The iPadOS beta is out, and it has one killer feature — mouse support. Not only can you use any Bluetooth mouse or trackpad to control the text-selection cursor on the iPad, you can use the mouse just like you would on a Mac — clicking buttons anywhere in the entire iPad user interface.
The feature is not on by default. It’s not even a regular checkbox. To enable mouse and trackpad support on your iPad, you have to dig into the Accessibility settings.
How to enable mouse and trackpad support in iPadOS
First, head to Settings > Accessibility > Touch> AssistiveTouch. You’ll see an item called Pointing Devices. Tap that, and you’ll be able to connect to the Bluetooth mouse or Magic Trackpad of your choice. You can also pair your Bluetooth mouse in the standard Bluetooth settings panel. Not everything works. I paired a Logitech Bluetooth mouse, but my old 1st-gen Magic Trackpad wasn’t even recognized by my iPad. I have read reports that the latest Magic Trackpad does work, but only if you use a Lightning cable to plug it in — Bluetooth doesn’t work.
Then you can start mousing around. You can adjust the tracking speed of the mouse pointer using the familiar hare/tortoise slider that dates back to the original Mac. And the default pointer itself is not an actual pointer at all, but a circle.
If your mouse has a scroll wheel, you can use that to scroll pages, and you can do all the familiar stuff — click and drag, for example.
What about right-click? Well, iOS has no right click (although in iOS 13 apps can present a contextual menu if you long-press or 3-D Touch), but you can set a mouse button to act as the home button, which means you won’t have to reach up and press your actual home button (or perform a swipe on iPads without this button). In fact, you can set your mouse buttons to pretty much anything you like — including running a Siri Shortcut , which is totally wild.
iPad mouse support is amazing
By hiding it away inside the Accessibility section, Apple has made it clear that mouse and trackpad support is not meant as a standard UI feature. But like all of Apple’s Accessibility features, it is fully-realized, and offers deep functionality.
Who would want to use a mouse with an iPad? Well, I laughed at this for years. Apple will never add mouse support. But why not, right? The Mac’s UI requires a mouse. A finger is too big to hit all those tiny buttons accurately. But a mouse works great on the iPad’s big touch targets. I have my iPad on a stand, and connected to a keyboard, for around half the time I use it.
In that setup, mouse support is fantastic. Not only can I select text without having to reach up to touch the screen, but I can use the entirety of the iPad in the same way.
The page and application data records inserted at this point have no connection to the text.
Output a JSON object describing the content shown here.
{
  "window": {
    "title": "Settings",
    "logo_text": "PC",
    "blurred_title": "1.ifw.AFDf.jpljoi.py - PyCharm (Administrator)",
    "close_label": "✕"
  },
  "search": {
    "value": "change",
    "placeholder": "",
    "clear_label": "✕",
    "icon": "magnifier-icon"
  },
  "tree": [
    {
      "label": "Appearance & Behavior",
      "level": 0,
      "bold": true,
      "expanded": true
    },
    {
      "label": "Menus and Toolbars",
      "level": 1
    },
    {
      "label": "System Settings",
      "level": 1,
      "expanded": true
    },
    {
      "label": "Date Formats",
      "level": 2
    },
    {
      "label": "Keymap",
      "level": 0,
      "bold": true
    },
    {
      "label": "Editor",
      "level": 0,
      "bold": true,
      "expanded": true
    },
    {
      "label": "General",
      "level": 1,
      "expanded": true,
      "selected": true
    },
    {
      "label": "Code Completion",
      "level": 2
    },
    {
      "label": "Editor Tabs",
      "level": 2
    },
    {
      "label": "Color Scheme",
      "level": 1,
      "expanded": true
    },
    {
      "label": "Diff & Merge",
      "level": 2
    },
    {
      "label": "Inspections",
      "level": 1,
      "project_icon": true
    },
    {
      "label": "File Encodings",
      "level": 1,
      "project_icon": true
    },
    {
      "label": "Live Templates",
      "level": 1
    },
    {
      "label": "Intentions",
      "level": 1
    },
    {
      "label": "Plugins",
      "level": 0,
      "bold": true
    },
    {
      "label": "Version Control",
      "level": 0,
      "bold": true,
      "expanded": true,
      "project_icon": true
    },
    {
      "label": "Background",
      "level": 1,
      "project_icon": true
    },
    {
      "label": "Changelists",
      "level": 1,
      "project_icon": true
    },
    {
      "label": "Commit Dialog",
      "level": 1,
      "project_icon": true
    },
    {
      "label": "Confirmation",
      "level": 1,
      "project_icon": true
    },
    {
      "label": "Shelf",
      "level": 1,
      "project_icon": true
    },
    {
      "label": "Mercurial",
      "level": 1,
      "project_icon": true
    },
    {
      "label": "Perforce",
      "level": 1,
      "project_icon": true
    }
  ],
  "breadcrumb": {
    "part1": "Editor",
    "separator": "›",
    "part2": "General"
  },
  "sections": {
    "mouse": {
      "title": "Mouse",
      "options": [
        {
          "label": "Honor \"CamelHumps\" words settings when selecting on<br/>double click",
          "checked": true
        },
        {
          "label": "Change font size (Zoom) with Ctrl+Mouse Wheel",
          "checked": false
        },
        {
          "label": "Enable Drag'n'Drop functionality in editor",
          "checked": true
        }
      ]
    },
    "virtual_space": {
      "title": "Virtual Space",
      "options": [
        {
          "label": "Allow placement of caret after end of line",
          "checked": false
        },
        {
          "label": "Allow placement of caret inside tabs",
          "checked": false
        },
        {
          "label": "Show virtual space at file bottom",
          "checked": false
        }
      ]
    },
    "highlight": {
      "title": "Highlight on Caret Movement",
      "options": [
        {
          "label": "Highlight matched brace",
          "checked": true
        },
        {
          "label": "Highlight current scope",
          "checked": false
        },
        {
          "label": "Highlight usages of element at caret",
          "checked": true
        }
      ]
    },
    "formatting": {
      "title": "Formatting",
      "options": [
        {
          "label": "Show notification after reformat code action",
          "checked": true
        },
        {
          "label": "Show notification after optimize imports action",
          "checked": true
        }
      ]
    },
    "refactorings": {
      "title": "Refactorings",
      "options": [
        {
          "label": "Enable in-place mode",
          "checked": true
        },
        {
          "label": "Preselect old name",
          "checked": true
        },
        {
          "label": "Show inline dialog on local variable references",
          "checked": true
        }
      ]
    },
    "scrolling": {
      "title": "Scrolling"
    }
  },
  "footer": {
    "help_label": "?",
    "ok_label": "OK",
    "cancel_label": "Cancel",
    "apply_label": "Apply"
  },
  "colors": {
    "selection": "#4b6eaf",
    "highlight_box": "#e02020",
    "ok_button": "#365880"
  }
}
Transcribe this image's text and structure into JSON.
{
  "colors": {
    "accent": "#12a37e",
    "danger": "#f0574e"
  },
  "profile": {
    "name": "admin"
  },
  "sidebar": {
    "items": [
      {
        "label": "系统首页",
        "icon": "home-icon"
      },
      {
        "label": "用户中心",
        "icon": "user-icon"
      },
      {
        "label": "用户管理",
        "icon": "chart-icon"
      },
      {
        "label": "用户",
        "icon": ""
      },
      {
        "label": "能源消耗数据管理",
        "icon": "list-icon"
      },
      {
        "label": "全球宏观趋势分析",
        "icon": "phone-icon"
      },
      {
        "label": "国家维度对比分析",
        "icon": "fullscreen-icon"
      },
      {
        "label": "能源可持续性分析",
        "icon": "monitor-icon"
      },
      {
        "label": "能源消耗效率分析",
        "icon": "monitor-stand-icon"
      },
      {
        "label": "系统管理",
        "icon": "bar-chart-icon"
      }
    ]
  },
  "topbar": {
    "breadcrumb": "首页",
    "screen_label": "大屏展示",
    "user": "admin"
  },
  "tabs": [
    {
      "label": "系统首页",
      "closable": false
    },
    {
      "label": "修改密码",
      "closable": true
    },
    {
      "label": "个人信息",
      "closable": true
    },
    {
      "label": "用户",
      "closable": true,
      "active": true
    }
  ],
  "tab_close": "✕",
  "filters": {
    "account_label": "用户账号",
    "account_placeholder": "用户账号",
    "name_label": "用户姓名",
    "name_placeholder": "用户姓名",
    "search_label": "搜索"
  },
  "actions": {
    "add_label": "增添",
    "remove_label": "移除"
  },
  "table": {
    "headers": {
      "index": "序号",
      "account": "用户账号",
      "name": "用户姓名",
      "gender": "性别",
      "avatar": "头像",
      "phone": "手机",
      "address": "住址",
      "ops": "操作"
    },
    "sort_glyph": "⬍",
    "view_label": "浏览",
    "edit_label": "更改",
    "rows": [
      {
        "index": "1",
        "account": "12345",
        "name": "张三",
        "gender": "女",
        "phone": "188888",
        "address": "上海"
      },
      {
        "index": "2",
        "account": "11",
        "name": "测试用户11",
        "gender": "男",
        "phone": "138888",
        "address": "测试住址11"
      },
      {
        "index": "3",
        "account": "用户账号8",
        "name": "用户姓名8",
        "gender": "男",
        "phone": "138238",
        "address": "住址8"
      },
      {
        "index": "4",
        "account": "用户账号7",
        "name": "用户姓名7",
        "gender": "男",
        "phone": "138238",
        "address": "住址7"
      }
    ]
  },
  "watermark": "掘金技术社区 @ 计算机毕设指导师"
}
Now it’s there, it seems so obvious. The iPad will clearly remain touch-first, but now it has a second option, one that is useful, powerful, and in some situations, better.